Records.

----------------

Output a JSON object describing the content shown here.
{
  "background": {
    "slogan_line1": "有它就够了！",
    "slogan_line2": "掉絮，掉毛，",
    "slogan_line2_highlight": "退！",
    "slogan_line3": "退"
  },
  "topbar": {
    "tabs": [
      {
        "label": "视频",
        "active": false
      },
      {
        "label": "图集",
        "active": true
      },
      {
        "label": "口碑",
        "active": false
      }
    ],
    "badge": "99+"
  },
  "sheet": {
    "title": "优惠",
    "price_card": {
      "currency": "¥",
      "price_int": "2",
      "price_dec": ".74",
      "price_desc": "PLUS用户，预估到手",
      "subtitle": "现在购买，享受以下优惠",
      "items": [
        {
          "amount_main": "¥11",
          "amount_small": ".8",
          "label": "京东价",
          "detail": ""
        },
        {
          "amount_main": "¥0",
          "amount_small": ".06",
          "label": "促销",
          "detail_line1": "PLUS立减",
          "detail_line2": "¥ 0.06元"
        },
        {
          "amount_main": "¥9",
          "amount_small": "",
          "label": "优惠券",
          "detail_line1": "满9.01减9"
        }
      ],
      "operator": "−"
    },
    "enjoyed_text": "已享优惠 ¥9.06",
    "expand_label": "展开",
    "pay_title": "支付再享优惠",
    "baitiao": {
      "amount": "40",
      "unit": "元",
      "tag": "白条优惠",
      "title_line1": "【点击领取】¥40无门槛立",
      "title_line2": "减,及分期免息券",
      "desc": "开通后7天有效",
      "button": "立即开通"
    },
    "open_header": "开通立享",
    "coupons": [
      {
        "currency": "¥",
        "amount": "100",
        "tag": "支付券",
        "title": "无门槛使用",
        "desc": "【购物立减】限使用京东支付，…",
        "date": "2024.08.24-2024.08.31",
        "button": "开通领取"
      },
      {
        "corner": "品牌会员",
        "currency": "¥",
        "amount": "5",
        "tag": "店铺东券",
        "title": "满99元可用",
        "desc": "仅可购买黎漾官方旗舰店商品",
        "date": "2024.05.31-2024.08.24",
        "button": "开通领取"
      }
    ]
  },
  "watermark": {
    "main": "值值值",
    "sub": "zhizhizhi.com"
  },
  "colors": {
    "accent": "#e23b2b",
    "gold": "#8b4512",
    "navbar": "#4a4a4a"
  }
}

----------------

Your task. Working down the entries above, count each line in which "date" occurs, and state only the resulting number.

Answer area. 2